SOUTH regional co-ordinator of the Adult Literacy Tutors Association Jacqueline Rawlins says there is a definite need for the work her group is doing, as ALTA is discovering more people are challenged by their lack of basic reading, writing and spelling skills.
For the 32 years the group has been in existence, she said, its students were mainly people who were denied the opportunity to attend school or dropped out before they graduated.
“Now we have a diverse mix: working people, students who have completed secondary school but still have difficulty reading, writing and spelling that’s affecting their functionability and opportunities to gain employment.
“Because of this, ALTA intends to assiduously and passionately work to bring about positive social change in the Caribbean by improving literacy.”
The Greater San Fernando Chamber,in collaboration with 519 Restaurant, honoured Rawlins and Chela Bhimul, ALTA’s secretary, at C3 Mall, San Fernando, on Wednesday night.
As part of their Unsung Heroes programme, over the past eight weeks, the two bodies have been recognising and awarding individuals and groups who have contributed to national development, mainly on a voluntary basis.
The Hunters Search and Rescue group, the Blind Welfare Association, Ms TT/Universe representative Faith Gellizeau,Mrs TT/India Anisa Ali and policeman Darion Thomas – who has delivered babies who arrived unexpectedly early – are among the recipients so far.
Chamber president Kiran Singh noted many ALTA success stories through hard work, diligence and sacrifice since 1991.
Tony Haynes of 519 also applauded the tremendous efforts of the group's 200 volunteers in over 60 locations, and Rawlins for her leadership.
In thanking the two bodies for their recognition, Rawlins said ALTA is run on sponsorship and donations and uses a "home-grown" curriculum.
Beforethe covid19 pandemic, she said, she said strictly community-based classes for students 16 and over were available at 50 venues, taught by some 100 ALTA-trained tutors.
The pandemic gave rise to a virtual segment as well as online web application for independent learning for people eight and over.
“September will be the first time we are restarting the community classes, but we also offer ALTA V – a virtual class via Zoom we started in 2020 to assist students during covid19 –and a third mode of training, through our online web application.”
ALTA which is also available in St Vincent, Antigua, Grenada, and in Tobago, has published over 60 literacy books, and has developed a Caribbean literacy-focused board game.
Rawlins said it has also delivered literacy programmes for NGOs, corporate and government sectors.
She shared with the audience the success story of a "spiritual mother" who, after being exposed to ALTA, was overjoyed as she was finally able to read the word “welcome,” which she said she passed every day for 30 years, but never knew what it meant.
A dyslexic student who passed his school-leaving exams with distinction and established a business was another achievement she boasted of.

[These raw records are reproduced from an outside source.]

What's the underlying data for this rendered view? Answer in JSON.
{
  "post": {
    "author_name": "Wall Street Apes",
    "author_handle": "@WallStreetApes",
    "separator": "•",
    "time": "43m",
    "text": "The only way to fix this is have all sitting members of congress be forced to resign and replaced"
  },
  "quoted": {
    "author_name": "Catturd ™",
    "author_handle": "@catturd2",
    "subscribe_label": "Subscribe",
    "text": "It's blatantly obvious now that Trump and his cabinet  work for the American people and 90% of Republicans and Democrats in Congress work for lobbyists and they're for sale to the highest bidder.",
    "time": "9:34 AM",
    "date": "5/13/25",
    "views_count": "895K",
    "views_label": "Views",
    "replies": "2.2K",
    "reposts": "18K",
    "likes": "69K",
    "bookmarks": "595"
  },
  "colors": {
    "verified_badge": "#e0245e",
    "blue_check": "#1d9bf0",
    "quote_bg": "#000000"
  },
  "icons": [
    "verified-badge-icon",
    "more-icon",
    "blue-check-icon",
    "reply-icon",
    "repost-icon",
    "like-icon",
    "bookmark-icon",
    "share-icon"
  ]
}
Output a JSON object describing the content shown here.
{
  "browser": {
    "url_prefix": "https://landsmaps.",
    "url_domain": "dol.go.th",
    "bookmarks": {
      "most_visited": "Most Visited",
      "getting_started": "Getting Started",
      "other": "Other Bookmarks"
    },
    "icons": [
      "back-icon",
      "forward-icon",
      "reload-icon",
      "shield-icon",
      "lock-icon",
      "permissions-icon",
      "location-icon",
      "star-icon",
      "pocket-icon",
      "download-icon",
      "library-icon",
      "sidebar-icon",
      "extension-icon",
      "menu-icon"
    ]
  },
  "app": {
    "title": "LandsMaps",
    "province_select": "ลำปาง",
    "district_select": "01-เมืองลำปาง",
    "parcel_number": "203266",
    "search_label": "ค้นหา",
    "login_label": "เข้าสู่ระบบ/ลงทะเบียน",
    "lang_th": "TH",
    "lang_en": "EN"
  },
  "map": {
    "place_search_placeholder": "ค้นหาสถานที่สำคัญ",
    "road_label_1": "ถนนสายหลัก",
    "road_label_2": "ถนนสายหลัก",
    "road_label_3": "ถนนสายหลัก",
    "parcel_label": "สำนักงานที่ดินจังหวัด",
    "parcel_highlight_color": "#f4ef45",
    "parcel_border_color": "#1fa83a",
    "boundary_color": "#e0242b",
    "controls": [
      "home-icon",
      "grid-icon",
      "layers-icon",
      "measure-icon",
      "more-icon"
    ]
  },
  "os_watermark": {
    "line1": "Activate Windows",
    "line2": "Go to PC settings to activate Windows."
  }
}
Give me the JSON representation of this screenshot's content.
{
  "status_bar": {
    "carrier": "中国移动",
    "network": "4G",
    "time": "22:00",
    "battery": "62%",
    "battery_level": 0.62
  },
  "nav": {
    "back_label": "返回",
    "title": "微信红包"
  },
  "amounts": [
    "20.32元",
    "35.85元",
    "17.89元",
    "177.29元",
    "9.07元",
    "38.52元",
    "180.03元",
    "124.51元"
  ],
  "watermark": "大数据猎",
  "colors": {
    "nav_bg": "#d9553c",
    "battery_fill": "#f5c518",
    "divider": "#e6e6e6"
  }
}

“After all these years, there continues to be a definite need for ALTA services in the community.”
She invited the chamber and 519 to join the group in helping to make a difference in the lives of adults previously denied the opportunity to learn.